**Description of the task**
Could you say how many lines below contain the word "label"? Give the number with no other text.
BEGIN Record set
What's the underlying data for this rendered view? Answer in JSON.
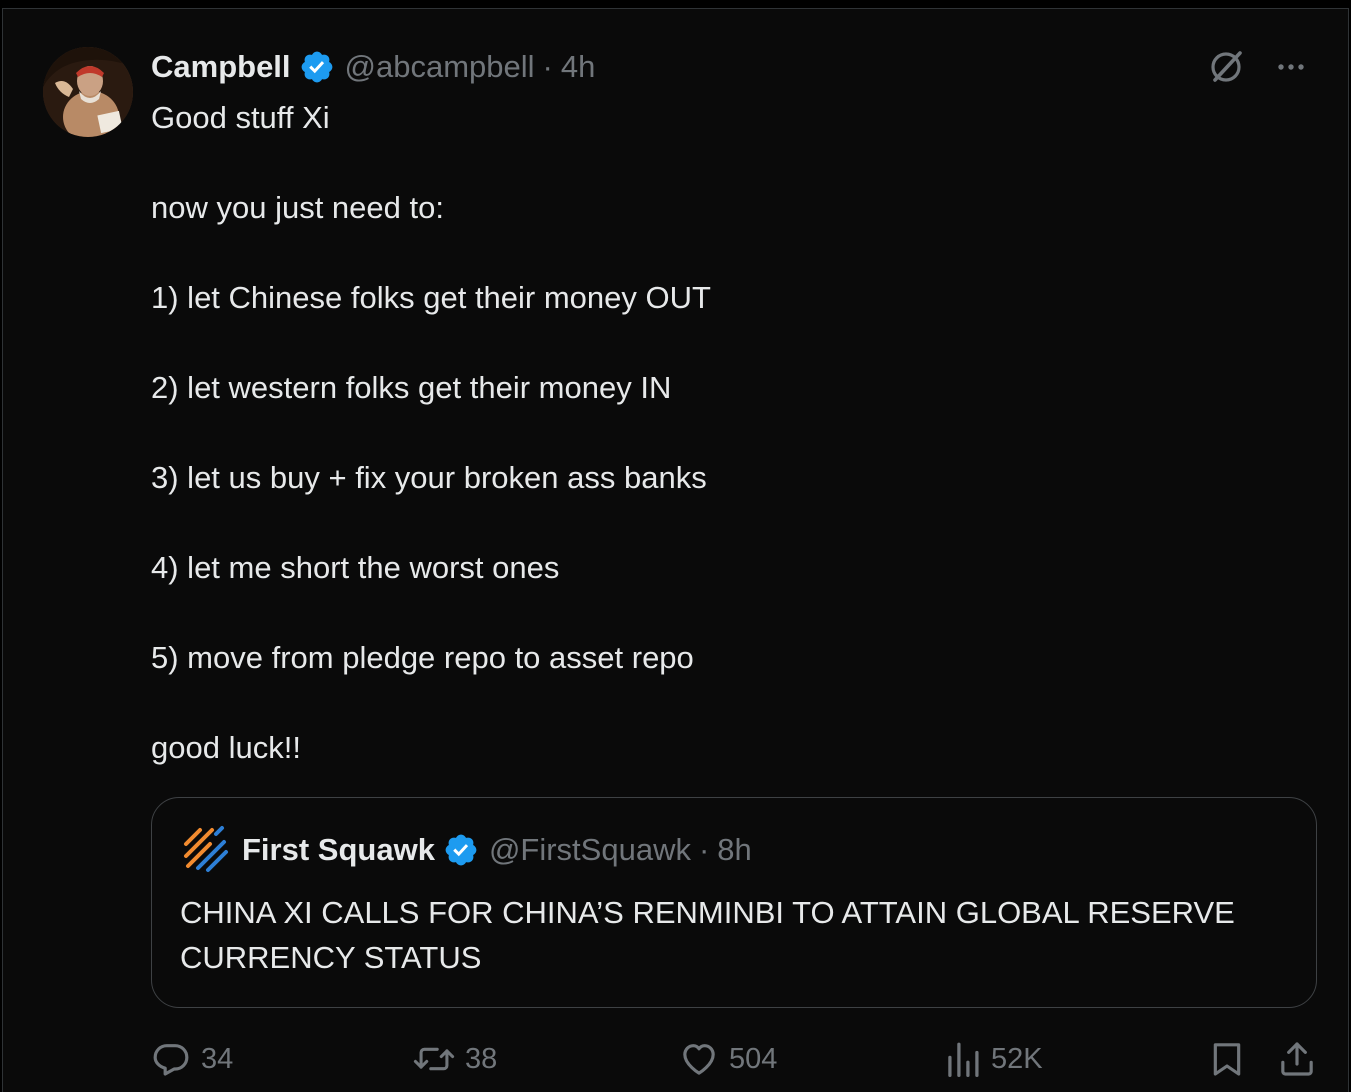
{
  "tweet": {
    "author_name": "Campbell",
    "handle": "@abcampbell",
    "separator": "·",
    "time": "4h",
    "lines": [
      "Good stuff Xi",
      "",
      "now you just need to:",
      "",
      "1) let Chinese folks get their money OUT",
      "",
      "2) let western folks get their money IN",
      "",
      "3) let us buy + fix your broken ass banks",
      "",
      "4) let me short the worst ones",
      "",
      "5) move from pledge repo to asset repo",
      "",
      "good luck!!"
    ]
  },
  "quoted": {
    "author_name": "First Squawk",
    "handle": "@FirstSquawk",
    "separator": "·",
    "time": "8h",
    "text": "CHINA XI CALLS FOR CHINA’S RENMINBI TO ATTAIN GLOBAL RESERVE CURRENCY STATUS"
  },
  "actions": {
    "replies": "34",
    "reposts": "38",
    "likes": "504",
    "views": "52K"
  },
  "icons": {
    "top_right": [
      "grok-icon",
      "more-icon"
    ],
    "bottom": [
      "reply-icon",
      "repost-icon",
      "like-icon",
      "views-icon",
      "bookmark-icon",
      "share-icon"
    ]
  },
  "colors": {
    "verified_blue": "#1d9bf0",
    "text": "#e7e9ea",
    "muted": "#71767b",
    "background": "#0a0a0a"
  }
}
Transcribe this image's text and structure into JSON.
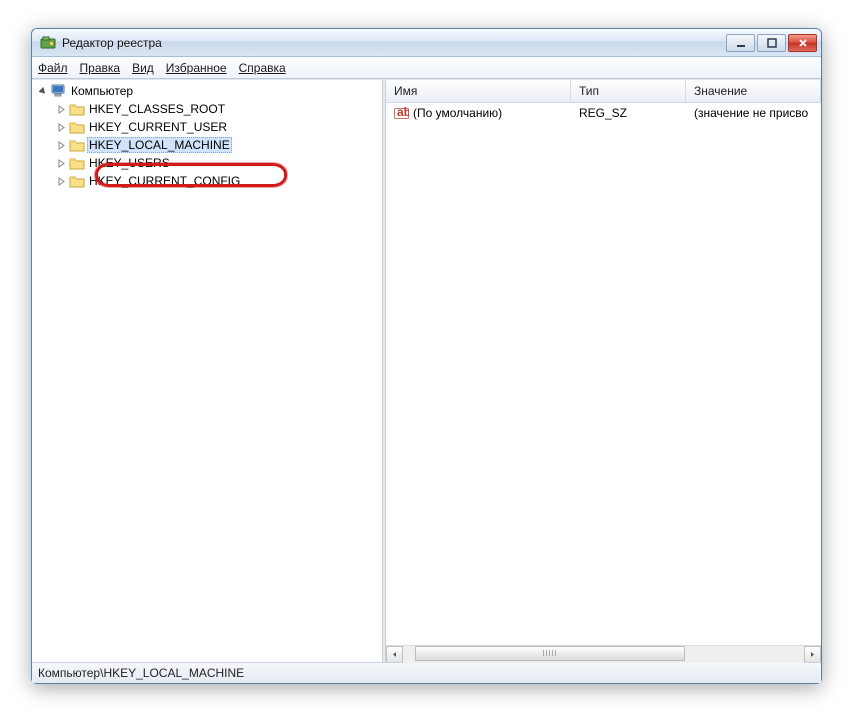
{
  "window": {
    "title": "Редактор реестра"
  },
  "menu": {
    "file": "Файл",
    "edit": "Правка",
    "view": "Вид",
    "fav": "Избранное",
    "help": "Справка"
  },
  "tree": {
    "root": {
      "label": "Компьютер"
    },
    "items": [
      {
        "label": "HKEY_CLASSES_ROOT"
      },
      {
        "label": "HKEY_CURRENT_USER"
      },
      {
        "label": "HKEY_LOCAL_MACHINE"
      },
      {
        "label": "HKEY_USERS"
      },
      {
        "label": "HKEY_CURRENT_CONFIG"
      }
    ]
  },
  "list": {
    "columns": {
      "name": "Имя",
      "type": "Тип",
      "value": "Значение"
    },
    "rows": [
      {
        "name": "(По умолчанию)",
        "type": "REG_SZ",
        "value": "(значение не присво"
      }
    ]
  },
  "status": {
    "path": "Компьютер\\HKEY_LOCAL_MACHINE"
  }
}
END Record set
**Response below**
6